### RECORDS FOR PROCESSING

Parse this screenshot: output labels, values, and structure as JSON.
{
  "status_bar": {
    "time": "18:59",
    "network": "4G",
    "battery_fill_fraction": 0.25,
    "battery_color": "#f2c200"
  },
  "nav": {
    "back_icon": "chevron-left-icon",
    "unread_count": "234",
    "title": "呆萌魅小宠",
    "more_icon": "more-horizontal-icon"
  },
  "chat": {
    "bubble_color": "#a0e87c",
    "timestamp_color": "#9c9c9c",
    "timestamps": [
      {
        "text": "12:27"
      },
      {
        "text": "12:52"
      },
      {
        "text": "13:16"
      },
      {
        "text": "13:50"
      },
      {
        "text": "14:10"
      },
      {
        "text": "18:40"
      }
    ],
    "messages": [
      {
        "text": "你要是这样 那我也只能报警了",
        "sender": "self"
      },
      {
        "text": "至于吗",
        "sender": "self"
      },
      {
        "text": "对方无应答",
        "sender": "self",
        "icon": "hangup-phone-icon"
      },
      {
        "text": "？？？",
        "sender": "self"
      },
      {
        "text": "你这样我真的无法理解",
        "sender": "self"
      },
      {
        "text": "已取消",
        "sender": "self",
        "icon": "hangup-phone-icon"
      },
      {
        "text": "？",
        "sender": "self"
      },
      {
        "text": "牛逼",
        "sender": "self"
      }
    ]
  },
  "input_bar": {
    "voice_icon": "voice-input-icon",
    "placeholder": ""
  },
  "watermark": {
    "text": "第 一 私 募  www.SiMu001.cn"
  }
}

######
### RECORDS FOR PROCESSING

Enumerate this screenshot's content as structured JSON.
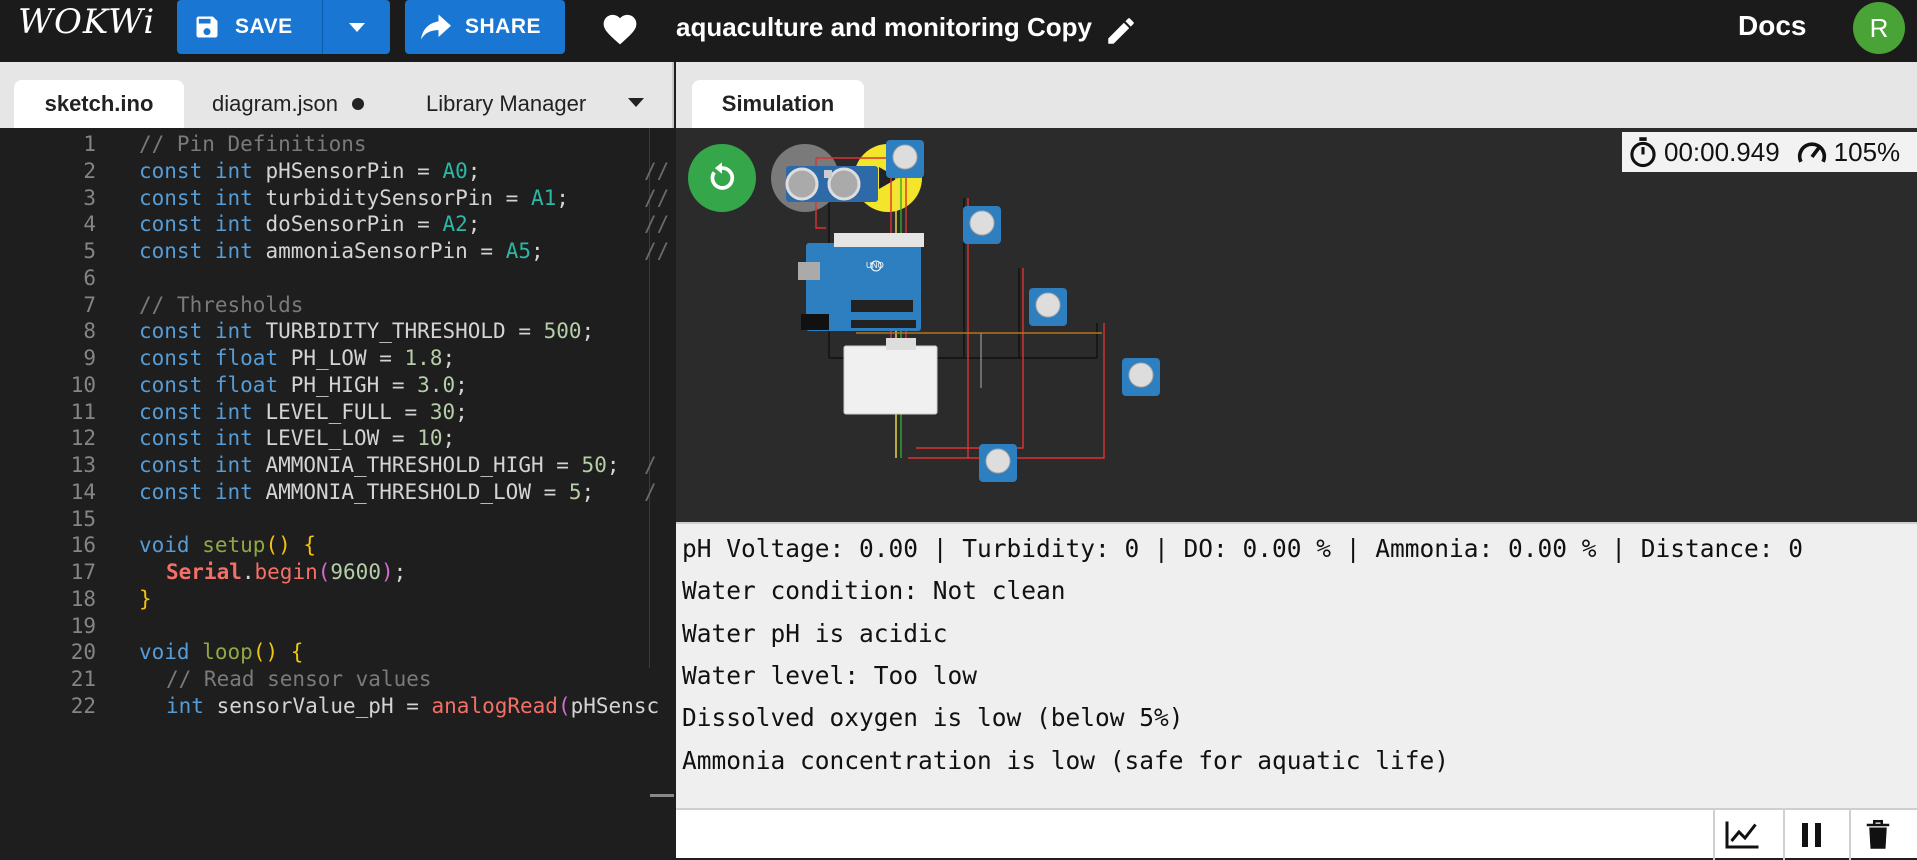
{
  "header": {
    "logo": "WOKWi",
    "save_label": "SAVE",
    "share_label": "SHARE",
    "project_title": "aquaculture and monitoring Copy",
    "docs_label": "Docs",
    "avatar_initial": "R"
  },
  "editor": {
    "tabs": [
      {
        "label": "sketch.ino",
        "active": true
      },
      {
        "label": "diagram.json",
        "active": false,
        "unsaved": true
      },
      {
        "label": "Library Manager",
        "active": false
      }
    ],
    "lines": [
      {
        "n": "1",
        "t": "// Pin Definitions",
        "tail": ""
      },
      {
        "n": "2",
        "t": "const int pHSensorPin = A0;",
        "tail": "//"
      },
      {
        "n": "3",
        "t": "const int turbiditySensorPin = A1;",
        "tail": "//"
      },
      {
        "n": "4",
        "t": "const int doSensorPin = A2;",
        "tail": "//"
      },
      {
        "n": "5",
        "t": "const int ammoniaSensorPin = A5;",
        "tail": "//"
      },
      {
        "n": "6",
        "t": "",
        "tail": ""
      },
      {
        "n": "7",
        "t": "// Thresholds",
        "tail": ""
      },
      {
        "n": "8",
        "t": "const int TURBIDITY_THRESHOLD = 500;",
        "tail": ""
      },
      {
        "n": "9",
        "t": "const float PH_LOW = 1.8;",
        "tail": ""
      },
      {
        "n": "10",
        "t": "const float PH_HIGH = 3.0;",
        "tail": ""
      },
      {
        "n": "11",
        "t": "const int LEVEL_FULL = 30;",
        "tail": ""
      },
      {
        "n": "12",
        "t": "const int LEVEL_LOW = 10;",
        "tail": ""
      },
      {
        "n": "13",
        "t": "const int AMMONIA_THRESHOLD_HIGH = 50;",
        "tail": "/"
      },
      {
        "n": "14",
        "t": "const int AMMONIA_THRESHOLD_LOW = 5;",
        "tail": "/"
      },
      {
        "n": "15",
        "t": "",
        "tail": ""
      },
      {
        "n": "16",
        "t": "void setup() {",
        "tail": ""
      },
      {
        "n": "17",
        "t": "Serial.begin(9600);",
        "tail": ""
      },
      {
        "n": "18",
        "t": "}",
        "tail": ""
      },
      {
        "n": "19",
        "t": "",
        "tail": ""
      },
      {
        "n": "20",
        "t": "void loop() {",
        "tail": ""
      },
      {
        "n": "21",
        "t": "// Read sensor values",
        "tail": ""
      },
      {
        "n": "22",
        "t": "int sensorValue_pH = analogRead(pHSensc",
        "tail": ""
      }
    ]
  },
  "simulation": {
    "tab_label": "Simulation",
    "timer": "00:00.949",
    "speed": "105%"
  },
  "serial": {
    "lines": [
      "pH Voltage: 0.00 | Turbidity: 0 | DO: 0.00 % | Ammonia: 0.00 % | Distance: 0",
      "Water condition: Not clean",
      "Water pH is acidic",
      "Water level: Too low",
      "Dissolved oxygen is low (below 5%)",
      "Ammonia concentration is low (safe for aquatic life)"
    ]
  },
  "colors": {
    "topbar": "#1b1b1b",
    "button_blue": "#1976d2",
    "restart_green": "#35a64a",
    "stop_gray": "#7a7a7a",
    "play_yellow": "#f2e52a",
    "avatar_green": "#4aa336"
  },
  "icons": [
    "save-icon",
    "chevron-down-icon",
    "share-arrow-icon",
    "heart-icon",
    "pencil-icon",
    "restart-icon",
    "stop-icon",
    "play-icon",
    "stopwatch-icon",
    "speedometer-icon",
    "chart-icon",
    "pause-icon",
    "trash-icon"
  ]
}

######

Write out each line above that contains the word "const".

• EXERCISE ANSWER
        "t": "const int pHSensorPin = A0;",
        "t": "const int turbiditySensorPin = A1;",
        "t": "const int doSensorPin = A2;",
        "t": "const int ammoniaSensorPin = A5;",
        "t": "const int TURBIDITY_THRESHOLD = 500;",
        "t": "const float PH_LOW = 1.8;",
        "t": "const float PH_HIGH = 3.0;",
        "t": "const int LEVEL_FULL = 30;",
        "t": "const int LEVEL_LOW = 10;",
        "t": "const int AMMONIA_THRESHOLD_HIGH = 50;",
        "t": "const int AMMONIA_THRESHOLD_LOW = 5;",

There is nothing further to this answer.